Note: Please see the 01 June 2011 entry “Never let a cow step on your neck” for a detailed description on how to work calves.
Since we had such luck with a thorough briefing on how to pen the cows, I gave a detailed demonstration on how we would tag. This was also a good thing and helped them out a lot. All in all the biggest problem we had was my roping skills. I do all right on foot sometimes, but on a horse, I’m not the greatest. I’m sure I’ll get better as the years go on, but roping in the pens is hard. It’s not like in a rodeo, that’s for sure. The easiest way to catch a calf is when it is passing from your right to your left. On horseback, the horse’s head is in your way. I’d try to run the calves in a circle so I could put it right out in front of me, but Scout was not the best at this and the calves got very proficient at ducking behind another cow or staying close to the fence. What we finally ended up doing was this.
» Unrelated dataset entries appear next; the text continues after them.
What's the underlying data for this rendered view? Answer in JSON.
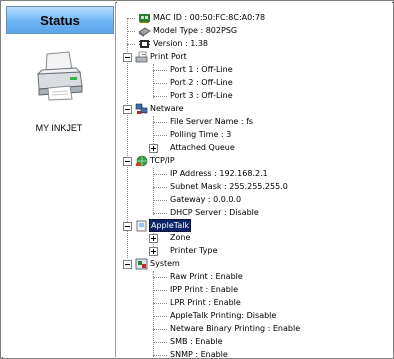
{
  "status_panel": {
    "title": "Status",
    "printer_name": "MY INKJET"
  },
  "tree": {
    "mac_id": "MAC ID : 00:50:FC:8C:A0:78",
    "model_type": "Model Type : 802PSG",
    "version": "Version : 1.38",
    "print_port": {
      "label": "Print Port",
      "ports": [
        "Port 1 : Off-Line",
        "Port 2 : Off-Line",
        "Port 3 : Off-Line"
      ]
    },
    "netware": {
      "label": "Netware",
      "items": [
        "File Server Name : fs",
        "Polling Time : 3",
        "Attached Queue"
      ]
    },
    "tcpip": {
      "label": "TCP/IP",
      "items": [
        "IP Address : 192.168.2.1",
        "Subnet Mask : 255.255.255.0",
        "Gateway : 0.0.0.0",
        "DHCP Server : Disable"
      ]
    },
    "appletalk": {
      "label": "AppleTalk",
      "items": [
        "Zone",
        "Printer Type"
      ]
    },
    "system": {
      "label": "System",
      "items": [
        "Raw Print : Enable",
        "IPP Print : Enable",
        "LPR Print : Enable",
        "AppleTalk Printing: Disable",
        "Netware Binary Printing : Enable",
        "SMB : Enable",
        "SNMP : Enable"
      ]
    }
  }
}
I would hang Scout up in the pens while I and one of the boys went in on foot. When I roped one, I would pass off the rope to him, go get the horse, and they would pass the rope back. This system worked pretty well, except for Scout not being great at walking up to people on foot. This reminds me of another thing that I like about Rebel over Scout and that is the cavalry training. Rebel has a different gear for his back end. I can push his rear around with my feet. This is so when I am in a saber duel with a Yankee cavalryman I can maneuver around to his back left where he can’t put up his guard. Also, when I am in the pens, with a calf running around at the end of the rope I can keep myself from getting tangled. I need to teach this to Scout. I had a calf dallied off on the horn coming past my left side. When I was trying to ride him around the snubbing post, he took off hard to my right and that rope almost pulled me off. On Rebel, I could have kept him in line with the calf with a quick flick of the leg, but Scout had to figure it out on his own. He did, but only just before I went off.
Anyway, we did good that day. We tagged a total of six. The boys did most of the holding and Daniel even threw a couple. Most of the time we just jumped on them when they flopped down and once I put a foot rope on a big one. Hunter showed his sand by hanging on to the rope beyond the point where it made sense. He got pulled down a couple of times, but darn it, he wouldn’t let go until I told him to. I guess if he were my son, I wouldn’t have told him to let go at all (see the entry “Hang on, Jason, Hang on!”), but since these kids were borrowed, I tried to take care of them.
We had done 5 calves when the sun came out. It had been cloudy and even rainy up to that point, so the weather was pretty cool. After the sun came out, we did one more. The kids were pretty glad to be done, but according to their folks, they are still talking about it. Fantastic!
We had a restful evening and went to Church and Sunday School on Sunday which was extremely important to the whole scheme of things. It was very nice to be able to fellowship these kids in the Lord the way I could not when I was their teacher.
The weekend was excactly what I had hoped for. Anna and I have talked a lot about what future iterations will look like and I will take some notes on what went well, what could have gone better (not much), and what we would like to accomplish in the future. I will take all of my faithful readers along. Thank you for your prayers.